Many studies show the importance of music in mainstream education and how powerful a tool it can be. It is able to integrate various subjects together all at once. Not only will music education allow children to develop their musical skills, it will also give them the opportunity to develop numeracy, reading and writing skills in addition to social development such as listening, hearing how different parts of music fit together which can then be transferred to having a conversation, where we are encouraged to listen to others, wait our turn to speak and see how our views fit into that overall. Creating music together as a group can also connect people as a way of communicating with one another. Other studies show the positive impact it can have on children’s memory and improve concentration on a task.
Despite all of these benefits, many schools are choosing to remove music from their curriculum for reasons out of their control such as a lack of funding. I am a strong advocate for music and arts being vital in education as somebody who was fortunate to receive free music tuition in all of the time I was in education.
In addition to online teaching and the occasional freelance projects, I have been working as a pupil support assistant at a primary school in Edinburgh since December 2020. It is an incredibly rewarding job yet challenging at the same time, even more so during the current lockdown. For the past eight weeks, I have been supporting pupils in a primary 4/5 bubble; some of these children have parents who are key workers so couldn’t do online learning, and others were deemed vulnerable for reasons such as having significant additional support needs.
I felt real empathy for these children because, despite having a lot of people in their bubble, they had to adapt to a lot of technical difficulties (I never want to use Microsoft Teams again), everyday changes as there was a different teacher in everyday and not seeing their usual classmates was really hard for a lot of them. As my job is primarily to support children in subjects such as literacy and numeracy, I am always very interested provide support in a more creative approach using my musical skills where appropriate. I discussed this with some of the class teachers who were teaching this group, and they let me take full reign of the activities.
“Rhythm time, rhythm time”
One of the activities I came up with was the use of body percussion and clapping rhythms as a way to encourage turn-taking, listening to one another and also a fun way to incorporate hand-eye co-ordination! This was used at the end of the school day, or as a transition between one subject to another. I would start by getting the children to stand up and make a circle/semi circle, and we would stretch out our arms and legs to get some movement in after sitting for a little while. We would then all stamp our feet by marching in the same spot to keep a steady pulse going, which also gave me a chance to explain the instructions before we started our chant:
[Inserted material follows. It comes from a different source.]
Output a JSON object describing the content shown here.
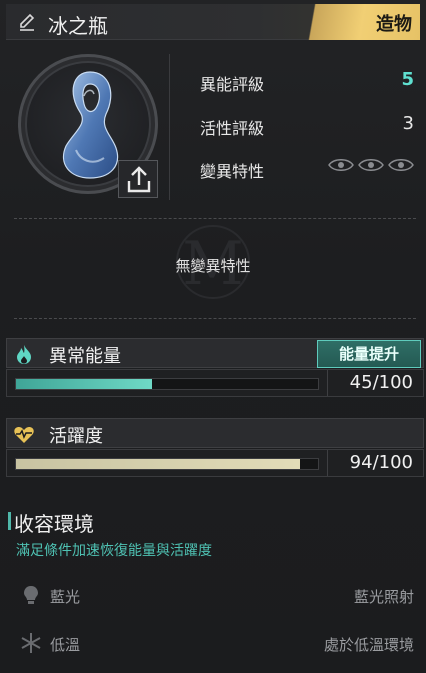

I would then clap a rhythm with my hands whilst continuing to stamp my feet to the child left or right of me. They would then turn to the person next to them and clap what they heard and so on, until it came back to me. I encouraged them to look at the next person when doing this as again it encourages listening to one another and engaging in what the other person is doing. I would change up the rhythm each time and would often add in a variation such as tapping my thighs, this was to test their listening skills. Very often, there would be mistakes and a lot of laughs if we did the ‘wrong’ rhythm; I said that if we slip up not to worry about it as making mistakes is ‘cool’! This took the pressure off for some children, and it was really interesting to see that some children had a really natural and strong sense of rhythm! (Shaping the future generation of musicians early…)
Combining music and art
Another activity that one of the class teachers and I planned together was a listening and drawing one – children would have paper, pens and pencils in front of them and they would draw whatever came to their mind whilst listening to music, or simply how the music made them feel.
The piece of music I chose was Arabesque No. 1 by Claude Debussy; we played a recording of it twice to allow for extra time to add to their drawings.
Afterwards, I initiated a discussion about the music: “How did the music make you feel?”, “What instrument was being played?” and “Did anything come to mind when listening to this piece?”
There were some really interesting and insightful answers ranging from the music making them feel calm and relaxed, “nice music to fall asleep to”, some drew wavy lines as they said the music “was very wavy and relaxing.” One child said that they imagined an enchanted forest when they listened to it, and I was so impressed with the drawings produced as a result of them simply listening to it. I also stressed that there was no right or wrong thing to draw; we encouraged them to be as creative and as “out of the box” as possible!
This particular activity is a perfect way to practice mindfulness and this again took place as a transition from one subject to another. It could also be a nice way to end the school day to relax and process everything they have done that day.
Pictured above: some of the drawings from listening to Arabesque No.1.
Please feel free to try out these activities in schools, children’s activity groups, your own private music teaching practices, or even at home for fun! If you have any questions about organising/facilitating some of these activities please get in touch and I’m more than happy to help in any way I can!
I hope you enjoyed reading this post and if you decide to try out these activities please let me know! I would love to see any photos/videos.
Keep staying safe and look after yourself,